=== PROBLEM TO SOLVE ===
Locate the word "label" in the data below, then copy every line that holds it.

------------------------------------------------------------

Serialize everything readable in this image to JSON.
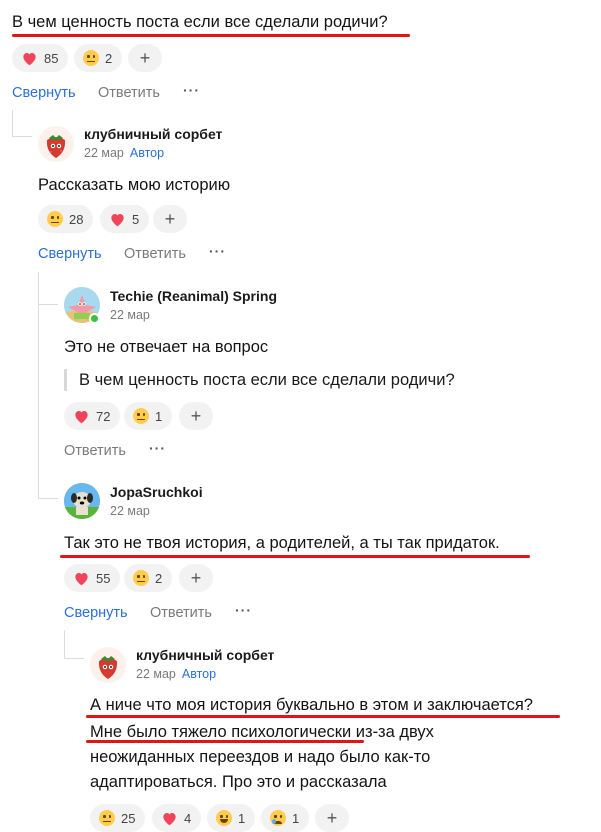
{
  "post": {
    "text": "В чем ценность поста если все сделали родичи?",
    "reactions": [
      {
        "icon": "heart-icon",
        "count": "85"
      },
      {
        "icon": "neutral-face-icon",
        "count": "2"
      }
    ],
    "actions": {
      "collapse": "Свернуть",
      "reply": "Ответить"
    }
  },
  "comments": [
    {
      "author": "клубничный сорбет",
      "date": "22 мар",
      "badge": "Автор",
      "text": "Рассказать мою историю",
      "reactions": [
        {
          "icon": "neutral-face-icon",
          "count": "28"
        },
        {
          "icon": "heart-icon",
          "count": "5"
        }
      ],
      "actions": {
        "collapse": "Свернуть",
        "reply": "Ответить"
      }
    },
    {
      "author": "Techie (Reanimal) Spring",
      "date": "22 мар",
      "text": "Это не отвечает на вопрос",
      "quote": "В чем ценность поста если все сделали родичи?",
      "reactions": [
        {
          "icon": "heart-icon",
          "count": "72"
        },
        {
          "icon": "neutral-face-icon",
          "count": "1"
        }
      ],
      "actions": {
        "reply": "Ответить"
      }
    },
    {
      "author": "JopaSruchkoi",
      "date": "22 мар",
      "text": "Так это не твоя история, а родителей, а ты так придаток.",
      "reactions": [
        {
          "icon": "heart-icon",
          "count": "55"
        },
        {
          "icon": "neutral-face-icon",
          "count": "2"
        }
      ],
      "actions": {
        "collapse": "Свернуть",
        "reply": "Ответить"
      }
    },
    {
      "author": "клубничный сорбет",
      "date": "22 мар",
      "badge": "Автор",
      "lines": [
        "А ниче что моя история буквально в этом и заключается?",
        "Мне было тяжело психологически из-за двух",
        "неожиданных переездов и надо было как-то",
        "адаптироваться. Про это и рассказала"
      ],
      "reactions": [
        {
          "icon": "neutral-face-icon",
          "count": "25"
        },
        {
          "icon": "heart-icon",
          "count": "4"
        },
        {
          "icon": "tears-of-joy-icon",
          "count": "1"
        },
        {
          "icon": "crying-face-icon",
          "count": "1"
        }
      ]
    }
  ],
  "colors": {
    "accent": "#2b6fd6",
    "annotation": "#e31414",
    "heart": "#f0445a",
    "emoji": "#ffcc4d"
  }
}
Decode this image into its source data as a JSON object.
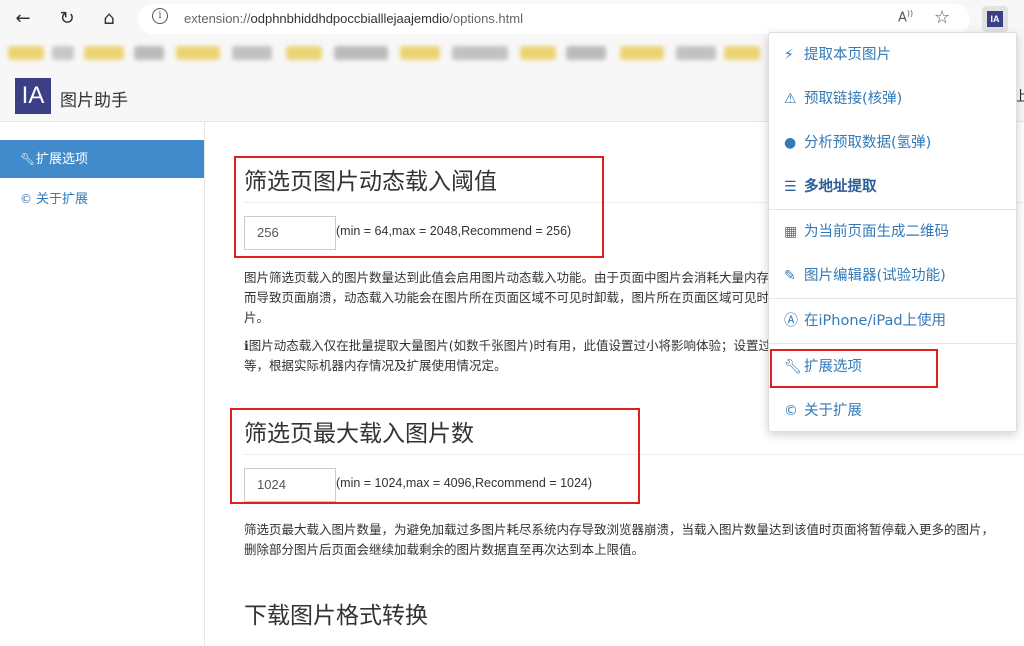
{
  "browser": {
    "url_prefix": "extension://",
    "url_host": "odphnbhiddhdpoccbialllejaajemdio",
    "url_path": "/options.html",
    "icons": {
      "back": "arrow-left-icon",
      "reload": "reload-icon",
      "home": "home-icon",
      "info": "info-icon",
      "read_aloud": "read-aloud-icon",
      "favorite": "star-icon",
      "extension": "extension-icon"
    },
    "extension_icon_text": "IA"
  },
  "header": {
    "logo_text": "IA",
    "brand": "图片助手",
    "right_fragment": "上"
  },
  "sidebar": {
    "items": [
      {
        "label": "扩展选项",
        "icon": "wrench-icon",
        "active": true
      },
      {
        "label": "关于扩展",
        "icon": "copyright-icon",
        "active": false
      }
    ]
  },
  "main": {
    "sections": [
      {
        "title": "筛选页图片动态载入阈值",
        "value": "256",
        "hint": "(min = 64,max = 2048,Recommend = 256)",
        "desc_lines": [
          "图片筛选页载入的图片数量达到此值会启用图片动态载入功能。由于页面中图片会消耗大量内存，在图片数量过多时可能会因内存不足",
          "而导致页面崩溃，动态载入功能会在图片所在页面区域不可见时卸载，图片所在页面区域可见时重新载入以减少内存消耗并保持流畅显示图",
          "片。"
        ],
        "note_lines": [
          "ℹ图片动态载入仅在批量提取大量图片(如数千张图片)时有用，此值设置过小将影响体验；设置过大则会增加内存消耗，推荐值为256或更高",
          "等，根据实际机器内存情况及扩展使用情况定。"
        ]
      },
      {
        "title": "筛选页最大载入图片数",
        "value": "1024",
        "hint": "(min = 1024,max = 4096,Recommend = 1024)",
        "desc_lines": [
          "筛选页最大载入图片数量，为避免加载过多图片耗尽系统内存导致浏览器崩溃，当载入图片数量达到该值时页面将暂停载入更多的图片，",
          "删除部分图片后页面会继续加载剩余的图片数据直至再次达到本上限值。"
        ]
      },
      {
        "title": "下载图片格式转换"
      }
    ]
  },
  "popup": {
    "items": [
      {
        "label": "提取本页图片",
        "icon": "lightning-icon"
      },
      {
        "label": "预取链接(核弹)",
        "icon": "warning-icon"
      },
      {
        "label": "分析预取数据(氢弹)",
        "icon": "bomb-icon"
      },
      {
        "label": "多地址提取",
        "icon": "list-icon"
      },
      {
        "label": "为当前页面生成二维码",
        "icon": "qrcode-icon"
      },
      {
        "label": "图片编辑器(试验功能)",
        "icon": "edit-icon"
      },
      {
        "label": "在iPhone/iPad上使用",
        "icon": "appstore-icon"
      },
      {
        "label": "扩展选项",
        "icon": "wrench-icon"
      },
      {
        "label": "关于扩展",
        "icon": "copyright-icon"
      }
    ]
  },
  "colors": {
    "accent": "#428bca",
    "link": "#337ab7",
    "brand": "#3b3f86",
    "highlight_box": "#e02020"
  }
}
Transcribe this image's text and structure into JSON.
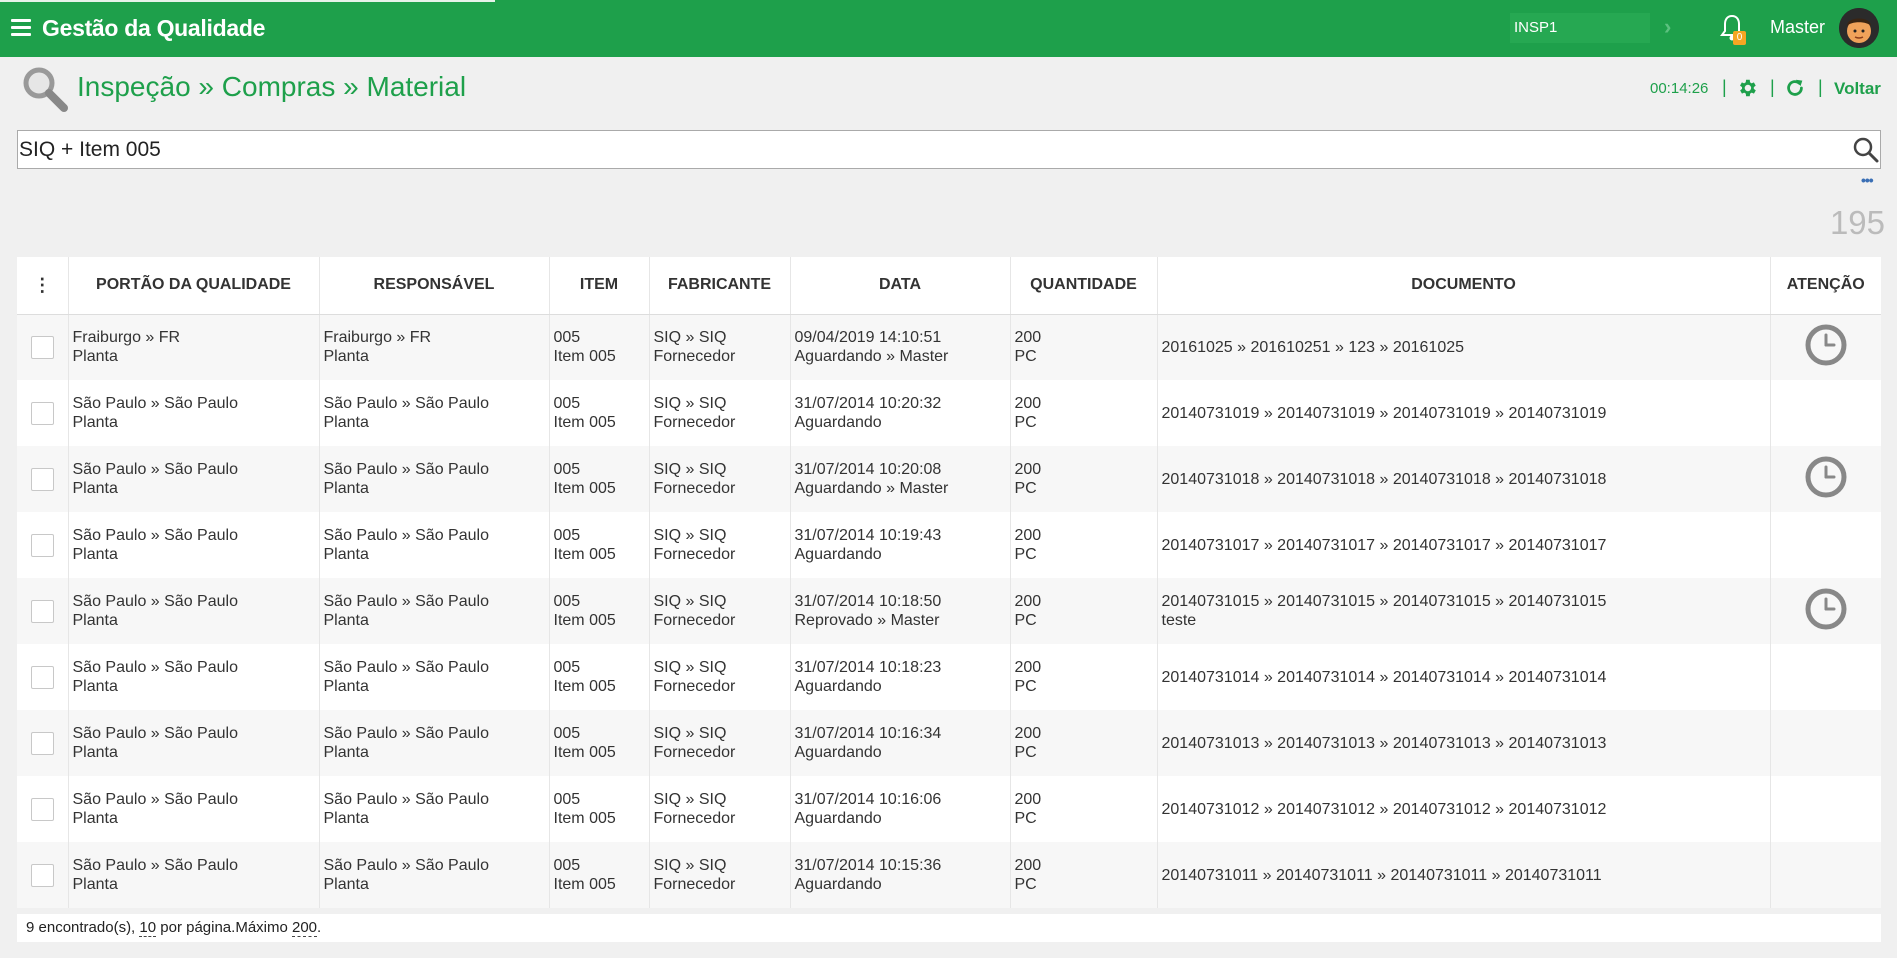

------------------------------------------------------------

=== EXPECTED ANSWER ===
        "label": "扩展选项",
        "label": "关于扩展",
        "label": "提取本页图片",
        "label": "预取链接(核弹)",
        "label": "分析预取数据(氢弹)",
        "label": "多地址提取",
        "label": "为当前页面生成二维码",
        "label": "图片编辑器(试验功能)",
        "label": "在iPhone/iPad上使用",
        "label": "扩展选项",
        "label": "关于扩展",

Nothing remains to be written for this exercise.